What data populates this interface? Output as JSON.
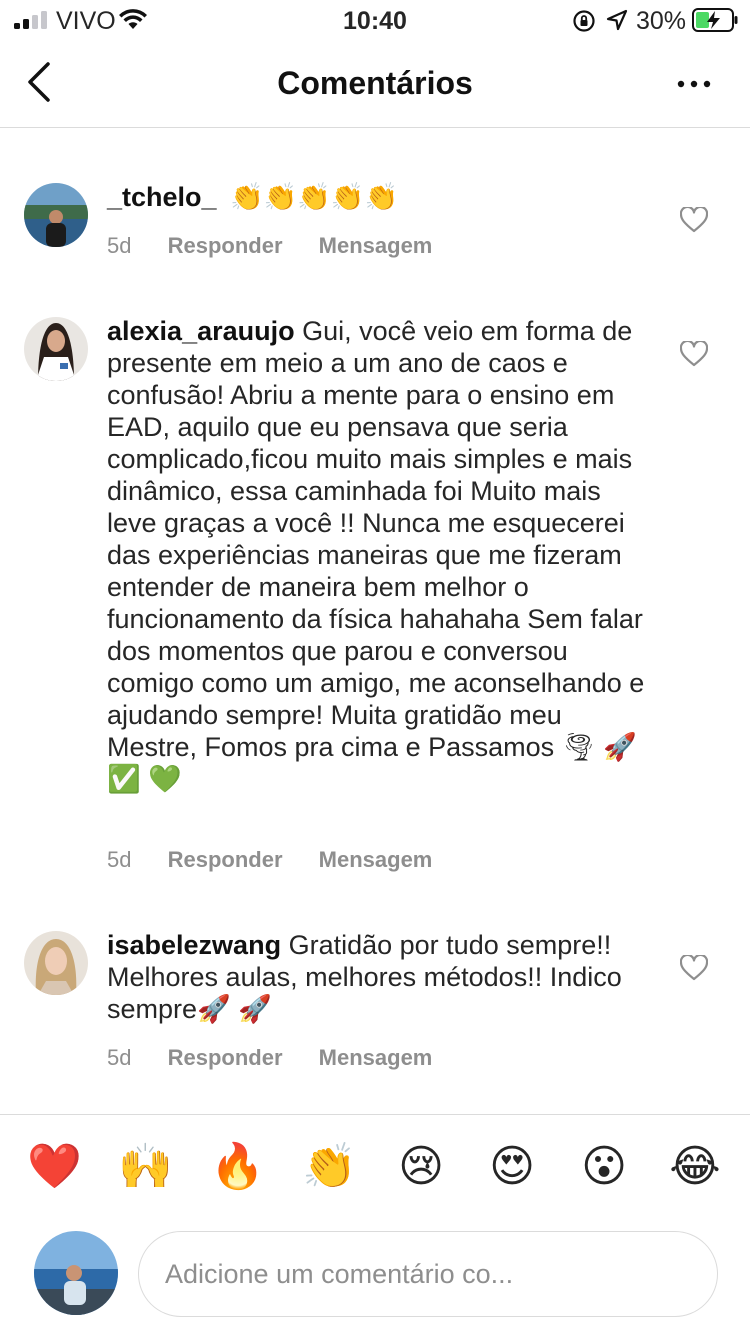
{
  "status_bar": {
    "carrier": "VIVO",
    "time": "10:40",
    "battery": "30%"
  },
  "header": {
    "title": "Comentários"
  },
  "comments": [
    {
      "username": "_tchelo_",
      "text": "👏👏👏👏👏",
      "age": "5d",
      "reply_label": "Responder",
      "message_label": "Mensagem"
    },
    {
      "username": "alexia_arauujo",
      "text": "Gui, você veio em forma de presente em meio a um ano de caos e confusão! Abriu a mente para o ensino em EAD, aquilo que eu pensava que seria complicado,ficou muito mais simples e mais dinâmico, essa caminhada foi Muito mais leve graças a você !! Nunca me esquecerei das experiências maneiras que me fizeram entender de maneira bem melhor o funcionamento da física hahahaha Sem falar dos momentos que parou e conversou comigo como um amigo, me aconselhando e ajudando sempre! Muita gratidão meu Mestre, Fomos pra cima e Passamos 🌪 🚀 ✅ 💚",
      "age": "5d",
      "reply_label": "Responder",
      "message_label": "Mensagem"
    },
    {
      "username": "isabelezwang",
      "text": "Gratidão por tudo sempre!! Melhores aulas, melhores métodos!! Indico sempre🚀 🚀",
      "age": "5d",
      "reply_label": "Responder",
      "message_label": "Mensagem"
    }
  ],
  "reactions": [
    "❤️",
    "🙌",
    "🔥",
    "👏",
    "😢",
    "😍",
    "😮",
    "😂"
  ],
  "composer": {
    "placeholder": "Adicione um comentário co..."
  },
  "colors": {
    "text": "#262626",
    "muted": "#8e8e8e",
    "divider": "#dbdbdb",
    "battery": "#4cd964"
  }
}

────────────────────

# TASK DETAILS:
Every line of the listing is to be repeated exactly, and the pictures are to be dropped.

# SOLUTION FOR THIS PROBLEM:
What data populates this interface? Output as JSON.
{
  "status_bar": {
    "carrier": "VIVO",
    "time": "10:40",
    "battery": "30%"
  },
  "header": {
    "title": "Comentários"
  },
  "comments": [
    {
      "username": "_tchelo_",
      "text": "👏👏👏👏👏",
      "age": "5d",
      "reply_label": "Responder",
      "message_label": "Mensagem"
    },
    {
      "username": "alexia_arauujo",
      "text": "Gui, você veio em forma de presente em meio a um ano de caos e confusão! Abriu a mente para o ensino em EAD, aquilo que eu pensava que seria complicado,ficou muito mais simples e mais dinâmico, essa caminhada foi Muito mais leve graças a você !! Nunca me esquecerei das experiências maneiras que me fizeram entender de maneira bem melhor o funcionamento da física hahahaha Sem falar dos momentos que parou e conversou comigo como um amigo, me aconselhando e ajudando sempre! Muita gratidão meu Mestre, Fomos pra cima e Passamos 🌪 🚀 ✅ 💚",
      "age": "5d",
      "reply_label": "Responder",
      "message_label": "Mensagem"
    },
    {
      "username": "isabelezwang",
      "text": "Gratidão por tudo sempre!! Melhores aulas, melhores métodos!! Indico sempre🚀 🚀",
      "age": "5d",
      "reply_label": "Responder",
      "message_label": "Mensagem"
    }
  ],
  "reactions": [
    "❤️",
    "🙌",
    "🔥",
    "👏",
    "😢",
    "😍",
    "😮",
    "😂"
  ],
  "composer": {
    "placeholder": "Adicione um comentário co..."
  },
  "colors": {
    "text": "#262626",
    "muted": "#8e8e8e",
    "divider": "#dbdbdb",
    "battery": "#4cd964"
  }
}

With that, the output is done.